Laurel Lambert Schmidt will be traveling to Springfield (Illinois) on Tuesday, December 27th to file her 1315 petitions that she and about a dozen volunteers collected in the 3rd Congressional District to run again in the 2012 election in the same district, now redrawn. She only needed 600 petitions to be placed on the ballot as a member of the ILGP.
However, The Illinois Board of Election (ISBE) will likely not accept her petitions as an Illinois Green Party candidate this time, because the IBSE no longer recognizes the ILGP as an “established political party.” For Schmidt to gain ballot access for the 3rd Congressional district, she would now need 5000 signatures.
On the status of the lawsuit so far:
The ILGP had lost its first case in Cook County Circuit Court before Circuit Judge Edmund Ponce de Leon, who is also the Presiding Judge for the 4th Municipal District.

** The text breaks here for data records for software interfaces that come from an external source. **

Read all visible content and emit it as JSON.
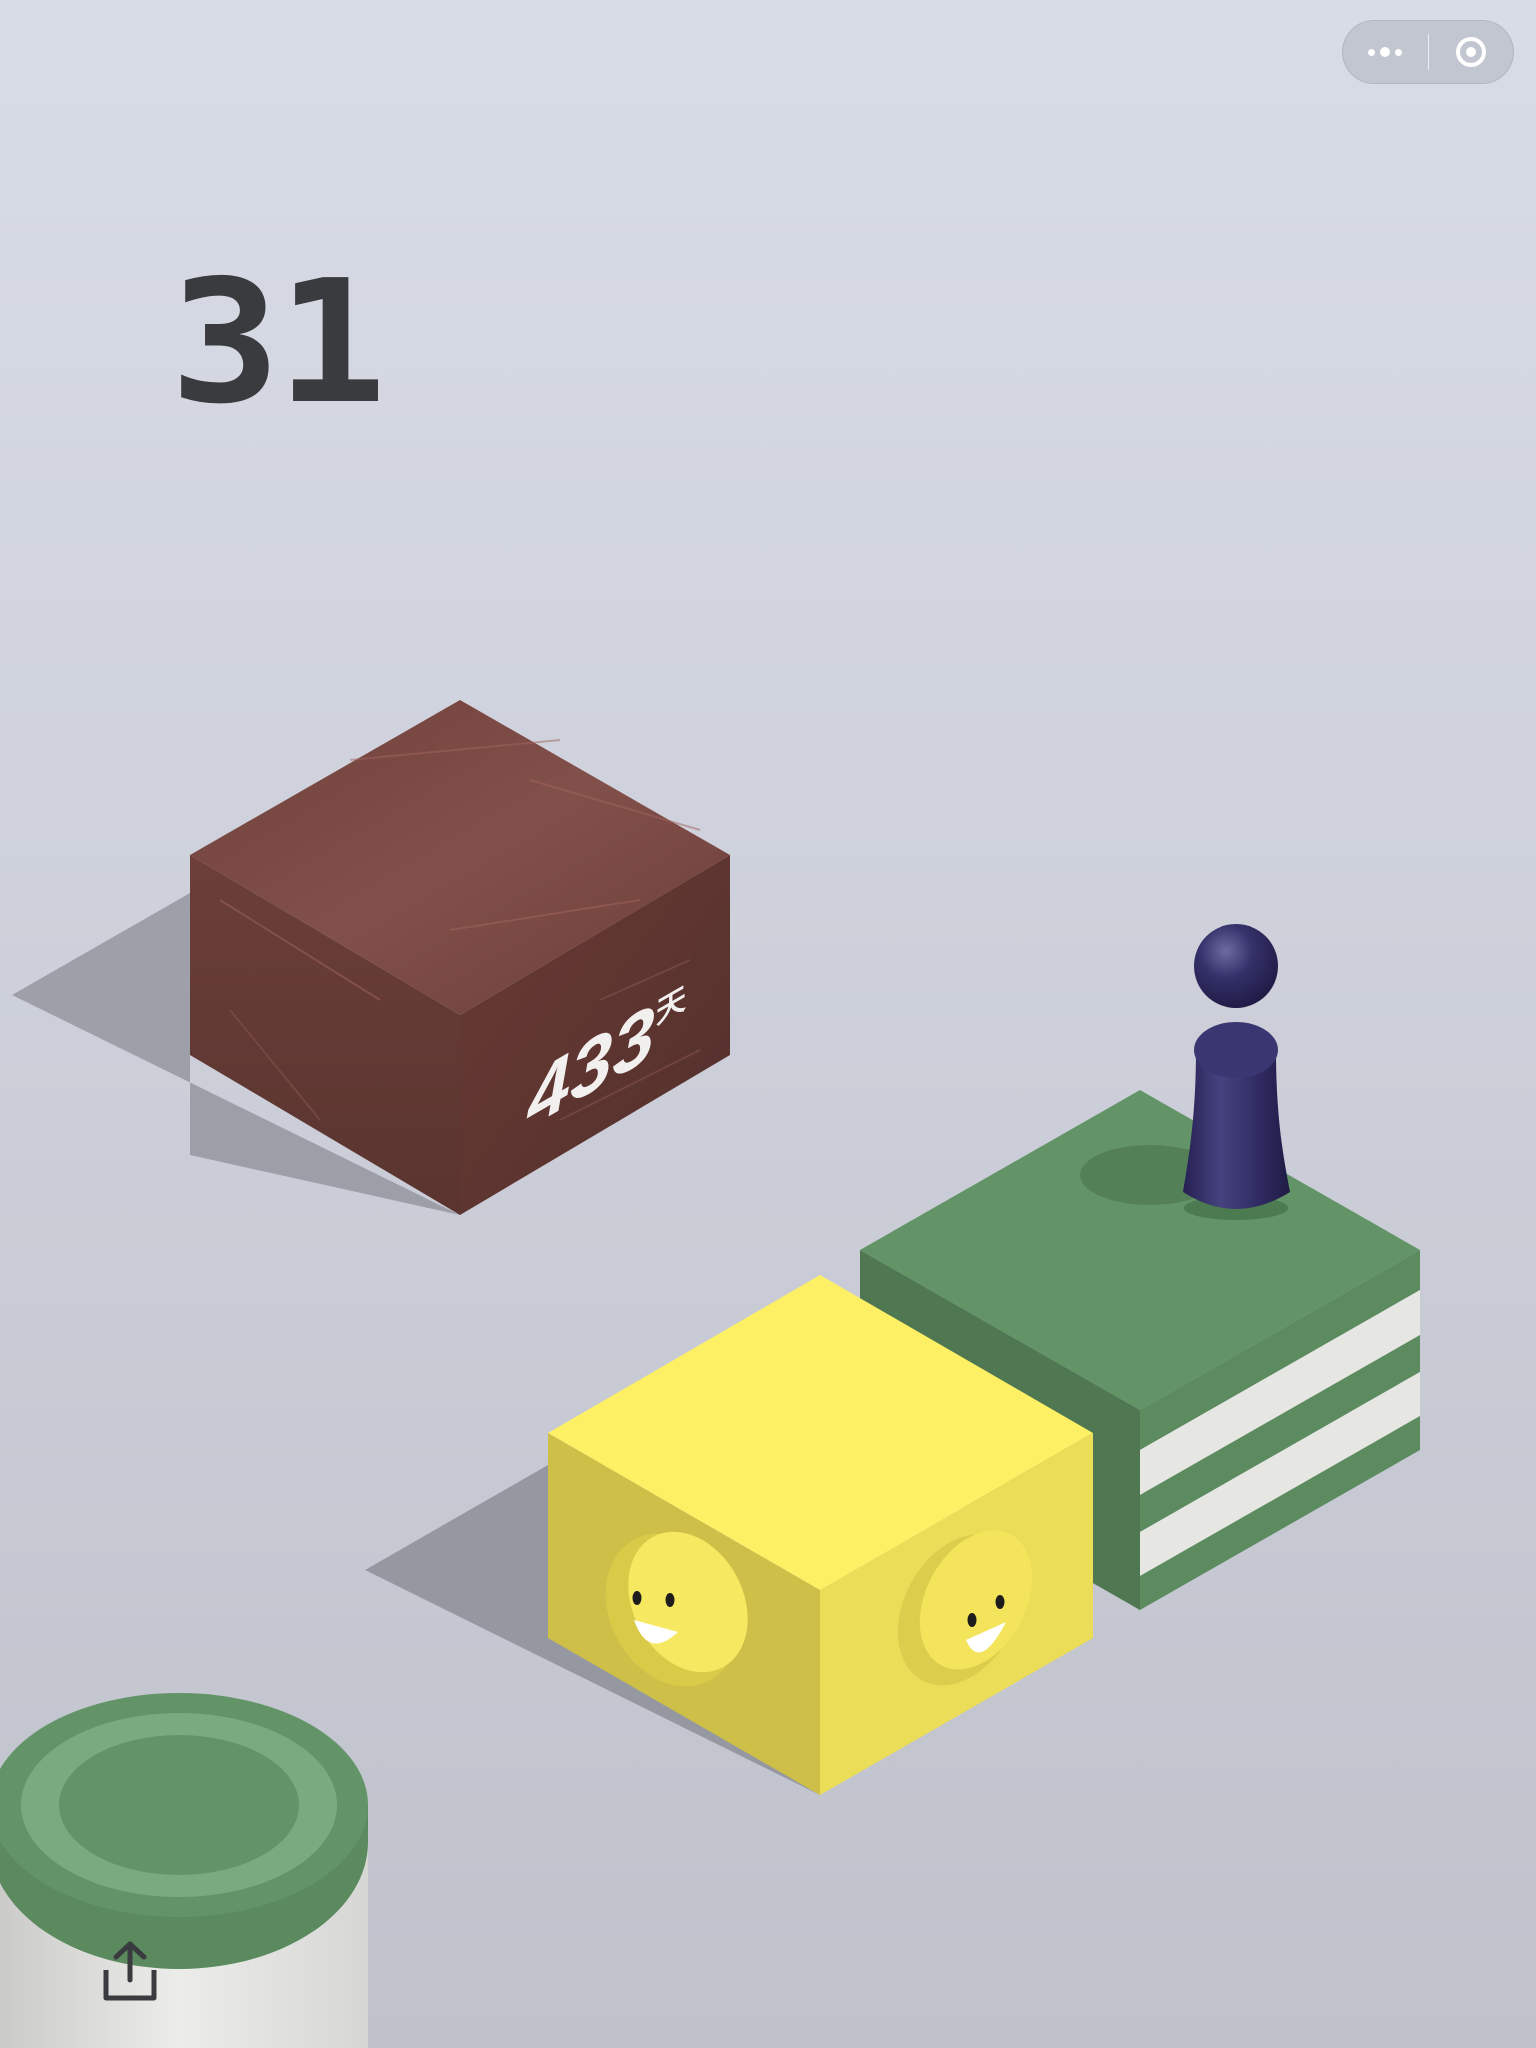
{
  "game": {
    "score": "31",
    "brown_block_label_number": "433",
    "brown_block_label_unit": "天"
  },
  "capsule": {
    "more_icon": "more-dots-icon",
    "close_icon": "target-circle-icon"
  },
  "share": {
    "icon": "share-upload-icon"
  },
  "colors": {
    "background_top": "#d8dce6",
    "background_bottom": "#bfc1cb",
    "score_text": "#3a3b3f",
    "yellow_top": "#fef065",
    "yellow_left": "#cdbf48",
    "yellow_right": "#ecdd58",
    "green_top": "#639468",
    "green_left": "#4e7752",
    "green_right": "#5a8a5e",
    "stripe_white": "#e6e6e3",
    "brown_top": "#7b4740",
    "brown_left": "#6a3d38",
    "brown_right": "#5e3531",
    "player": "#2e2a5c"
  }
}
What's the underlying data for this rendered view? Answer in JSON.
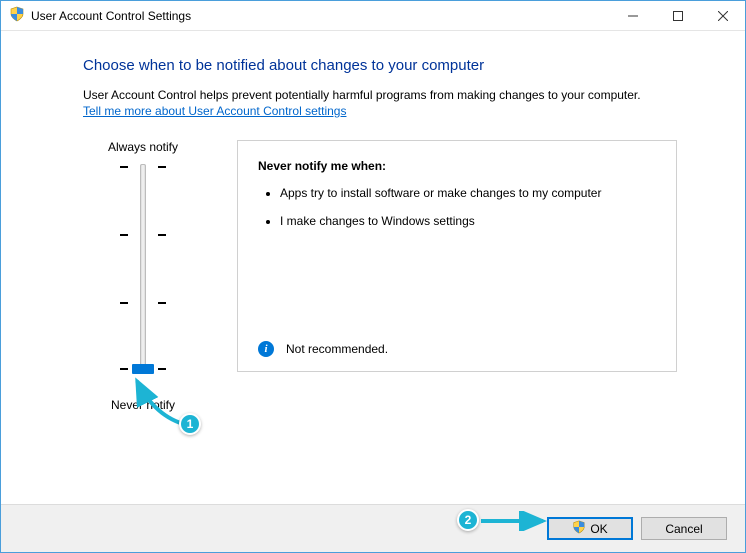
{
  "window": {
    "title": "User Account Control Settings"
  },
  "main": {
    "heading": "Choose when to be notified about changes to your computer",
    "description": "User Account Control helps prevent potentially harmful programs from making changes to your computer.",
    "link": "Tell me more about User Account Control settings"
  },
  "slider": {
    "top_label": "Always notify",
    "bottom_label": "Never notify"
  },
  "infobox": {
    "title": "Never notify me when:",
    "bullets": [
      "Apps try to install software or make changes to my computer",
      "I make changes to Windows settings"
    ],
    "footer": "Not recommended."
  },
  "footer": {
    "ok": "OK",
    "cancel": "Cancel"
  },
  "annotations": {
    "one": "1",
    "two": "2"
  }
}
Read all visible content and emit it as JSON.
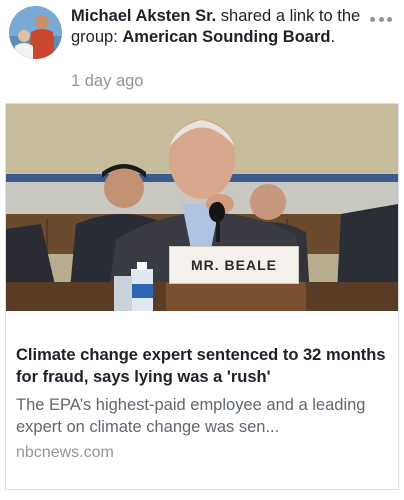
{
  "post": {
    "author": "Michael Aksten Sr.",
    "action": " shared a link to the group: ",
    "group": "American Sounding Board",
    "period": ".",
    "timestamp": "1 day ago"
  },
  "link": {
    "nameplate": "MR. BEALE",
    "title": "Climate change expert sentenced to 32 months for fraud, says lying was a 'rush'",
    "description": "The EPA’s highest-paid employee and a leading expert on climate change was sen...",
    "domain": "nbcnews.com"
  },
  "icons": {
    "more": "more-horizontal-icon"
  },
  "colors": {
    "text_primary": "#1d2129",
    "text_secondary": "#606770",
    "text_meta": "#90949c",
    "card_border": "#dadde1"
  }
}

The court cited the precedent of Vestrup v. DuPage County Election Commission, which was a 2002 case involving a Libertarian Party candidate.
The Illinois Green Party (ILGP) suffered another setback on Thursday in their bid to gain “ballot access” for several of its candidates statewide in Illinois. The First Judicial District Illinois Appellate Court (5th Division) ruled the Green Party cannot be on the March primary ballot in Illinois. The order to affirm an earlier lower court ruling was signed by Appellate Court Justices James R. Epstein, Joseph Gordon, Margaret Stanton McBride, and Nathaniel R. Howse Jr.
Bring it home, Andy Finko:
Andrew Finko is adamant about the cozy relationship between the court and the Democratic Party. “In Cook County, all the trial court and appellate court judges are Democrats and owe their jobs to the Democratic party that endorsed, promoted, and made it possible for them to be elected. Outsiders do not get elected to judge,” said Finko.
He added, “Regardless of the appearances, they all have an inherent, non-waivable conflict of interest when presiding over political cases. Whether directly and/or indirectly, they all want to help their team and keep their good relations with the party that gave them their jobs.”
I highly recommend reading the entire piece at The Examiner.